Sex and the City’s Cynthia Nixon responds after backlash to ‘cringe’ Miranda scenes in reboot

Sex and the City star Cynthia Nixon at HBO Max's "And Just Like That" New York Premiere

Sex and the City star Cynthia Nixon has responded to the backlash over her character Miranda in reboot series And Just Like That…

Viewers weren’t particularly happy to see that outspoken corporate lawyer has transformed into a bumbling middle-aged white woman who struggles with racial interactions.

Scenes that fans found particularly painful included ones where Miranda made unfortunate comments about her Black professor’s changing hairstyles and played the “white saviour” when the professor had a run-in with security staff.

These scenes, both in premiere episodes of HBO Max’s And Just Like That… left many Sex and the City fans concerned about where things were going to go for Miranda, who in the new series is pursuing a master’s degree in human rights so she can become “an advocate for women who need one”.

Many can agree that Miranda was previously the most relatable character in the original series, and the fact she is played by a proud queer woman who is a progressive activist only made the changes to her character all the more surprising.

Speaking to Elle magazine, Cynthia Nixon admitted she had initially been nervous to sign on for the reboot.

“I was nervous about the whole thing,” she said. “I was very reluctant at first. I said I probably wasn’t going to sign back on because I felt like there would have to be a sea change to happen to make this show – the show we would want it to be in 2021 and beyond.”

Nixon added: “As wonderful as [SATC] is, to do that show right now would be incredibly tone-deaf. So I was really worried that the transformation wouldn’t be big enough, and my fears are very allayed.”

The Miranda actor explained that she felt it was important for And Just Like That... to try and right some of the wrongs from the original series as she added: “It’s part of the reason we wanted to do the show – to go back and [undo] the things that we really got wrong.

“We had gay characters [in SATC], but a lot of the LGBT stuff in it was purely for comedic effect – and now rings harsh on the ear, I have to say.”

Kristin Davis, Sarah Jessica Parker and Cynthia Nixon filming And Just Like That...

Kristin Davis, Sarah Jessica Parker and Cynthia Nixon filming And Just Like That… (Getty)

Nixon insisted that the script is “so delicious” despite the awkward scenes.

“We know all of the original characters have their hearts in the right place, and that they’re trying to do their best, but they’re very often slipping on a banana peel and falling down.
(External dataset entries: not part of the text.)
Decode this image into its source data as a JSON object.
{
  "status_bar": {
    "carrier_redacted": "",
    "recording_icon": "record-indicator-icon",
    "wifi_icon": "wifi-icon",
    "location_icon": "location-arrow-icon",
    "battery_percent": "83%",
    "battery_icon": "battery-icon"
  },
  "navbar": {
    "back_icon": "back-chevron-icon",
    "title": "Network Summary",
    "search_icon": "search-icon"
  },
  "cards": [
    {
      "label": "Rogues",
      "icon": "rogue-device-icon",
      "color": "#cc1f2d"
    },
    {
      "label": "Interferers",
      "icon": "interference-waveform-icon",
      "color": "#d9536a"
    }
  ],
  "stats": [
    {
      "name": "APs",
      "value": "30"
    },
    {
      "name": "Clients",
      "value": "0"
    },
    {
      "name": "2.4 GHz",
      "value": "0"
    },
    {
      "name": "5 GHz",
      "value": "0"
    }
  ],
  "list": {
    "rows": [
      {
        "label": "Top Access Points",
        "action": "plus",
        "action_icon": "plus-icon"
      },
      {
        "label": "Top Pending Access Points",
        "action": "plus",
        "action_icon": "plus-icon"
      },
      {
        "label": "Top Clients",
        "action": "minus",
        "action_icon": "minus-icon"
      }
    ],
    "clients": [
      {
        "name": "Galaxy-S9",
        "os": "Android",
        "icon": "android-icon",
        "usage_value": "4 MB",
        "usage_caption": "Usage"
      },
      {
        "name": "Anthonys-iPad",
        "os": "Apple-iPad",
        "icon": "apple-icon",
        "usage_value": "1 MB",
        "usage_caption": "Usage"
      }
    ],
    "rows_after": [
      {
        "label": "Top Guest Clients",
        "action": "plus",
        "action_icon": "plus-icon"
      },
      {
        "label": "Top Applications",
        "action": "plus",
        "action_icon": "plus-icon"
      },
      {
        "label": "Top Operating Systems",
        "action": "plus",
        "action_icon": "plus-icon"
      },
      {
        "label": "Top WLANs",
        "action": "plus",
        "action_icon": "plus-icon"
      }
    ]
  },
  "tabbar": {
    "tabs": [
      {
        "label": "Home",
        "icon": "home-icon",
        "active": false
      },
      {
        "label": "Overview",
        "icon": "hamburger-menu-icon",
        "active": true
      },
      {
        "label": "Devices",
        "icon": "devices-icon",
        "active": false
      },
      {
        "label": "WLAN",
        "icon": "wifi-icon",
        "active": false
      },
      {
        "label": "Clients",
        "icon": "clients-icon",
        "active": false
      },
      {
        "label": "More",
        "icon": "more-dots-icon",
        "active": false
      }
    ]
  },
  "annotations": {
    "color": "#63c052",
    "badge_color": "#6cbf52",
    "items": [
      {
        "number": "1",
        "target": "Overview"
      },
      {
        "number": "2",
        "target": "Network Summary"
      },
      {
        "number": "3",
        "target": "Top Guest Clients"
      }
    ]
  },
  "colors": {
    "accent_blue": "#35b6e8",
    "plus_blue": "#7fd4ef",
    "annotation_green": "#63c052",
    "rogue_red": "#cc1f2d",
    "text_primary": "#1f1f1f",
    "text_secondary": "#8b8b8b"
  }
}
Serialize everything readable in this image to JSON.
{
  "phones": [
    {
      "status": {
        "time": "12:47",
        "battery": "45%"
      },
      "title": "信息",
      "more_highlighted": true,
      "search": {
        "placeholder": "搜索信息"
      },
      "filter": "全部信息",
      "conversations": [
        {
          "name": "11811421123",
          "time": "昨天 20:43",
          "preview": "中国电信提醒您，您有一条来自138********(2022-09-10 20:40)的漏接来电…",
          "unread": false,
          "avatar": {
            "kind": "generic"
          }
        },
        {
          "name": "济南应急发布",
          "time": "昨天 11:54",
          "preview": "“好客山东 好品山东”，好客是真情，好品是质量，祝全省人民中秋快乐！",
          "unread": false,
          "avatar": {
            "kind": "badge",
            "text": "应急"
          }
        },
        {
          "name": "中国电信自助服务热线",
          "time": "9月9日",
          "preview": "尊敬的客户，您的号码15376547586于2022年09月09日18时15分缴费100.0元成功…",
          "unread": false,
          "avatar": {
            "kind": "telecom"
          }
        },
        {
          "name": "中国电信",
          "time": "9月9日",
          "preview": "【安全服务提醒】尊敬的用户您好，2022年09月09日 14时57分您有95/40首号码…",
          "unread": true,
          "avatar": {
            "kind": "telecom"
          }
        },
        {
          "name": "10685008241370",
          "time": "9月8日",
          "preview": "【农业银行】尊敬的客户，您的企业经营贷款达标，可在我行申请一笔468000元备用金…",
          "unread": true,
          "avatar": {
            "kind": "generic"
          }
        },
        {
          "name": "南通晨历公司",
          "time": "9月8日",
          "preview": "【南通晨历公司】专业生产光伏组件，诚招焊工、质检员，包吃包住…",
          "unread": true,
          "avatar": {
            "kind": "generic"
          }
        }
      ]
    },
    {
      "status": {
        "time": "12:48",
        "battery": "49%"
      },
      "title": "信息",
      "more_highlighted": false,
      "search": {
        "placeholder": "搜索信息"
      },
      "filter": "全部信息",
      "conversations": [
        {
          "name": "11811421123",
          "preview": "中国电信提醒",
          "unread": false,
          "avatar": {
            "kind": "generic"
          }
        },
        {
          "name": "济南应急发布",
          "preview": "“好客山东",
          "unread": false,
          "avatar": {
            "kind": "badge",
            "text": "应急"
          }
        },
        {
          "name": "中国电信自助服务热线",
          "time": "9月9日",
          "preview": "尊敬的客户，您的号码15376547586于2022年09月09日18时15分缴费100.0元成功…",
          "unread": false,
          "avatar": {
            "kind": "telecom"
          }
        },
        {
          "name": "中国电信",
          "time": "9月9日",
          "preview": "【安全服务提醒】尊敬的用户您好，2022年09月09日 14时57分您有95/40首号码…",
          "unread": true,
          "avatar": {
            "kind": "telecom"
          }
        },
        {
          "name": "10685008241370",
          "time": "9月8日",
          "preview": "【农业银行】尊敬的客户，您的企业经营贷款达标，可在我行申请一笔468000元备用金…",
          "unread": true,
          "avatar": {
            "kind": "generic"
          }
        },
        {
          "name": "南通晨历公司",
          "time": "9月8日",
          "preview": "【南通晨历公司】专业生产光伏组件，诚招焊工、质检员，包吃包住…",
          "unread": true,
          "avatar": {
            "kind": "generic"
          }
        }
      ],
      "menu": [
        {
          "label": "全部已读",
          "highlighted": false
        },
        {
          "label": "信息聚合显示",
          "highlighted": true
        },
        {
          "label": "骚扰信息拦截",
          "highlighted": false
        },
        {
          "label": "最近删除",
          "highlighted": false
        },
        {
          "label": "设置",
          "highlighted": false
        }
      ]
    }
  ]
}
And that’s the nature of comedy, right?”

In a further chat with press, the actress insisted that Miranda’s cringe comments shouldn’t have been a surprise because “Miranda is always sticking her foot in her mouth – getting angry and mouthing off.”

She explained: “This wasn’t a case of her mouthing off, but it was a case of her speaking before she thought or not having the right words.”

And Just Like That… was met with mixed reviews following its premiere, with some labelling its attempts to introduce issues of race as ham-fisted and tone-deaf, while others lamented over the fact the fun nature of the series seemed to be missing.

The reboot also explained the absence of Kim Cattrall’s character Samantha Jones, leaving the door open for the actress to make a return in the future.

And Just Like That… airs on Thursdays at 9pm on the Sky Comedy channel.